╔══
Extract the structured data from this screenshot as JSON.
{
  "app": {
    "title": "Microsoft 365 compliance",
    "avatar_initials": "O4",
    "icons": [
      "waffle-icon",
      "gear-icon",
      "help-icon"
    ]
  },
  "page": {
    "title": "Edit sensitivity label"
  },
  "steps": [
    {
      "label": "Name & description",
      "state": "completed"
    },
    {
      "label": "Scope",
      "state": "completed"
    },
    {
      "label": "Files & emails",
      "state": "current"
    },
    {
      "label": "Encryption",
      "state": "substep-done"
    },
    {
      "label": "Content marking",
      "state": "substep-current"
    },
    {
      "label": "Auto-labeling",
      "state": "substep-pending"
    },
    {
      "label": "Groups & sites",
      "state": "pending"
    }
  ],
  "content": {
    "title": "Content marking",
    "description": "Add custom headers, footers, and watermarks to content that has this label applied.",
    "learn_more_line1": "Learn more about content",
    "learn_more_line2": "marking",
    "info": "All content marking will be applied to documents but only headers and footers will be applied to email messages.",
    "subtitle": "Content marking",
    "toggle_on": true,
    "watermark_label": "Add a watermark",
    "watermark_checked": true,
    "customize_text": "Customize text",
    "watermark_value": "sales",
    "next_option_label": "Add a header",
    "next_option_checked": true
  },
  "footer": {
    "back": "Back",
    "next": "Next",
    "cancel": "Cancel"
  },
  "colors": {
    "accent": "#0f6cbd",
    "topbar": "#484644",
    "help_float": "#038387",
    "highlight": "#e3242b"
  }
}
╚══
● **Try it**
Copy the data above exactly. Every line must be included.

● **Finished task**
Extract the structured data from this screenshot as JSON.
{
  "app": {
    "title": "Microsoft 365 compliance",
    "avatar_initials": "O4",
    "icons": [
      "waffle-icon",
      "gear-icon",
      "help-icon"
    ]
  },
  "page": {
    "title": "Edit sensitivity label"
  },
  "steps": [
    {
      "label": "Name & description",
      "state": "completed"
    },
    {
      "label": "Scope",
      "state": "completed"
    },
    {
      "label": "Files & emails",
      "state": "current"
    },
    {
      "label": "Encryption",
      "state": "substep-done"
    },
    {
      "label": "Content marking",
      "state": "substep-current"
    },
    {
      "label": "Auto-labeling",
      "state": "substep-pending"
    },
    {
      "label": "Groups & sites",
      "state": "pending"
    }
  ],
  "content": {
    "title": "Content marking",
    "description": "Add custom headers, footers, and watermarks to content that has this label applied.",
    "learn_more_line1": "Learn more about content",
    "learn_more_line2": "marking",
    "info": "All content marking will be applied to documents but only headers and footers will be applied to email messages.",
    "subtitle": "Content marking",
    "toggle_on": true,
    "watermark_label": "Add a watermark",
    "watermark_checked": true,
    "customize_text": "Customize text",
    "watermark_value": "sales",
    "next_option_label": "Add a header",
    "next_option_checked": true
  },
  "footer": {
    "back": "Back",
    "next": "Next",
    "cancel": "Cancel"
  },
  "colors": {
    "accent": "#0f6cbd",
    "topbar": "#484644",
    "help_float": "#038387",
    "highlight": "#e3242b"
  }
}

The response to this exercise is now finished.